A banquet was thrown during which Seth sexually assaulted Horus in order to humiliate him publicly, and to display his own strength and superiority. The incident did not go as Seth had planned, however, because Horus managed to catch Seth’s semen in his carefully positioned hands before it could enter him.
He went running to his mother
(Isis) (Whose head had been magically restored [after an earlier decapitation]) with the rogue ejaculate. Shocked, she cut off her son’s hand, disposing of it (and thus the semen) in the marshes. She realised that to foil Seth’s plan completely he must be tricked into ingesting Horus’s semen, so Horus obliged (having his hand magically replaced by Isis) and she spread some on Seth’s favourite food, lettuce. Seth duly tucked into his doctored snack…
Back in the courtroom, the semen of the two gods was asked to speak out in order to ascertain its whereabouts and prove Seth’s story about the assault. But instead of speaking from inside Horus, Seth’s semen spoke from the marshes…

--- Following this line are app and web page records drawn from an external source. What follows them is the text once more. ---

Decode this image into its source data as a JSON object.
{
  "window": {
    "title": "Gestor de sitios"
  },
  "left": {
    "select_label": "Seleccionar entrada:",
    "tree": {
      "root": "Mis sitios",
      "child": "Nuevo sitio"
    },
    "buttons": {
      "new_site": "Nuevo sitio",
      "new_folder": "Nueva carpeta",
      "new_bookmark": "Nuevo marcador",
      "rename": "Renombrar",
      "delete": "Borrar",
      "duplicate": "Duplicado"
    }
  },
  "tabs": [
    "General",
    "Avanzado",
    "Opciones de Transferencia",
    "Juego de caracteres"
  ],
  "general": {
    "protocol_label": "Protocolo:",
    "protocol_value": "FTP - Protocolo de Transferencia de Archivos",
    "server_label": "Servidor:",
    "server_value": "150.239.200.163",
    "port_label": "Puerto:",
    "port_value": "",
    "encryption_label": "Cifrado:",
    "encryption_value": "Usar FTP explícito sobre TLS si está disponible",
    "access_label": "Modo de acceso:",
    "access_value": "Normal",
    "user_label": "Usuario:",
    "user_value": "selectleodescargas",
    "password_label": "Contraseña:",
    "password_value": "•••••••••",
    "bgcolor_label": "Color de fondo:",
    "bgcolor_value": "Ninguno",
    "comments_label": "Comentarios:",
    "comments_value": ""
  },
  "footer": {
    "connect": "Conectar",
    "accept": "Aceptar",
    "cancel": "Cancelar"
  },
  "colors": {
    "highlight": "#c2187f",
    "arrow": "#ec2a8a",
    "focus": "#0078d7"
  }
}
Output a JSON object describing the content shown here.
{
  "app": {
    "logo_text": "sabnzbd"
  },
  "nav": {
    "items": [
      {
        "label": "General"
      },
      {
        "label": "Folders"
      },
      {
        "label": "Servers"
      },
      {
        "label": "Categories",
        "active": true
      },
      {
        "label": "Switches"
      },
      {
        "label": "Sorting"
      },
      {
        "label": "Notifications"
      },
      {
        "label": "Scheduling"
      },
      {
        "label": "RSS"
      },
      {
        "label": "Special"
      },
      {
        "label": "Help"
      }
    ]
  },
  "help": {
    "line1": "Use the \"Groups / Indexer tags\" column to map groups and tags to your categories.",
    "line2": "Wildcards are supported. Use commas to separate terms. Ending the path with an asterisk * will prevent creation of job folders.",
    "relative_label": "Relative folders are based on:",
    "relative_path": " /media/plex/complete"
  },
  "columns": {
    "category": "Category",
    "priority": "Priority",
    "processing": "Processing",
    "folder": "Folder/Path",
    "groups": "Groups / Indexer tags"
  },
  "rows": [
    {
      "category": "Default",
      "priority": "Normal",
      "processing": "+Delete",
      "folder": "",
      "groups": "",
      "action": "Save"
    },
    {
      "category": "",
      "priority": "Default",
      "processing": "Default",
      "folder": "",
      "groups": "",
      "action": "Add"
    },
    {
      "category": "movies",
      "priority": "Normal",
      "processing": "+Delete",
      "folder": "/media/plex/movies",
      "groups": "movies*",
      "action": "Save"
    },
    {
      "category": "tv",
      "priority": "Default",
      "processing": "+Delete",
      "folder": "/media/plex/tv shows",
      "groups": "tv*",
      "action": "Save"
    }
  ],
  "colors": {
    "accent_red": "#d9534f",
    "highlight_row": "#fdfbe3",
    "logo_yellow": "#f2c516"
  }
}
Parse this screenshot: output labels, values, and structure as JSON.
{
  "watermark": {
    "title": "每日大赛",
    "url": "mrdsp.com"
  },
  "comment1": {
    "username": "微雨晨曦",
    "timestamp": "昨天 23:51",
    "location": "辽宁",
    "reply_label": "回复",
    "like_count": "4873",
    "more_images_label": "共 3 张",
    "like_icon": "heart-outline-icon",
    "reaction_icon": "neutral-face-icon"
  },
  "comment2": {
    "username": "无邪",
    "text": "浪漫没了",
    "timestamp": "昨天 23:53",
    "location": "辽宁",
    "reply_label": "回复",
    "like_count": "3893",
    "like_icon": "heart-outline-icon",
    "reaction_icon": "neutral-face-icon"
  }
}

Yes, it is gripping isn’t it? It’s just like a TV soap opera, I’m sorry that I’m going to have to leave the tale hanging in the air like this, I’ll be reading the rest of it tonight.
I might, at some point, dear reader, tell you how it all turns out for Seth and Horus…

About Dave Whatt

Grumpy old surrealist artist, musician, postcard maker, bluesman, theatre set designer, and debonair man-about-town. My favourite tools are the plectrum and the pencil...
This entry was posted in archeology, books, brain, drama, history, humour, information, learning, reading, sex, story, surrealism, theatre and tagged , , , , , , , , , , , , , , , , , , . Bookmark the permalink.

8 Responses to Crazy times in ancient Egypt…

  1. Good grief! These gods are a lot more exciting than the ones you get nowadays, aren’t they? Can’t wait to hear what happens next 🙂

    • Dave Whatt says:

      Right, well, here we go:
      After the semen spoke from the marshes, Horus’s semen identified itself inside Seth and then emerged as a gold sun disc from the top of his head.
      After that Seth challenged Horus to a boat race, with the boats made out of stone, but Horus made his out of wood painted like stone (an early scenery painter like me) but Seth changed himself into a hippopotamus and smashed up Horus’s boat.
      You’ll be glad to hear that Horus wins in the end though.

  2. Shammy says:

    Crikey! Those gods did get up to some jolly shenanigans didn’t they? I brought back a little statue of Horus when I went to Egypt…. I’ll look at Horus a little differently from now on.

  3. ktz2 says:

    WTF ! I recently saw a documentary on youtube about the Egyptians & sex – it seems a lot of their ancient wall paintings freely and frequently depict so-called ‘shocking’ practises, not shocking to me but much of those ancient visual documents have been hidden to all but a few and some still are.

    • Dave Whatt says:

      I seem to recall that at some point in fairly recent history people went round scraping off those depictions of such things from temple walls.
      Those Egyptians seemed very keen on masturbation, erections, and plenty of semen around the place in their religious rituals – and why not indeed? Perhaps it’s more positive than pictures of people being scourged and nailed to crosses?…

Leave a Reply

Fill in your details below or click an icon to log in:

WordPress.com Logo

You are commenting using your WordPress.com account. Log Out / Change )

Twitter picture

You are commenting using your Twitter account. Log Out / Change )

Facebook photo

You are commenting using your Facebook account. Log Out / Change )

Google+ photo

You are commenting using your Google+ account. Log Out / Change )

Connecting to %s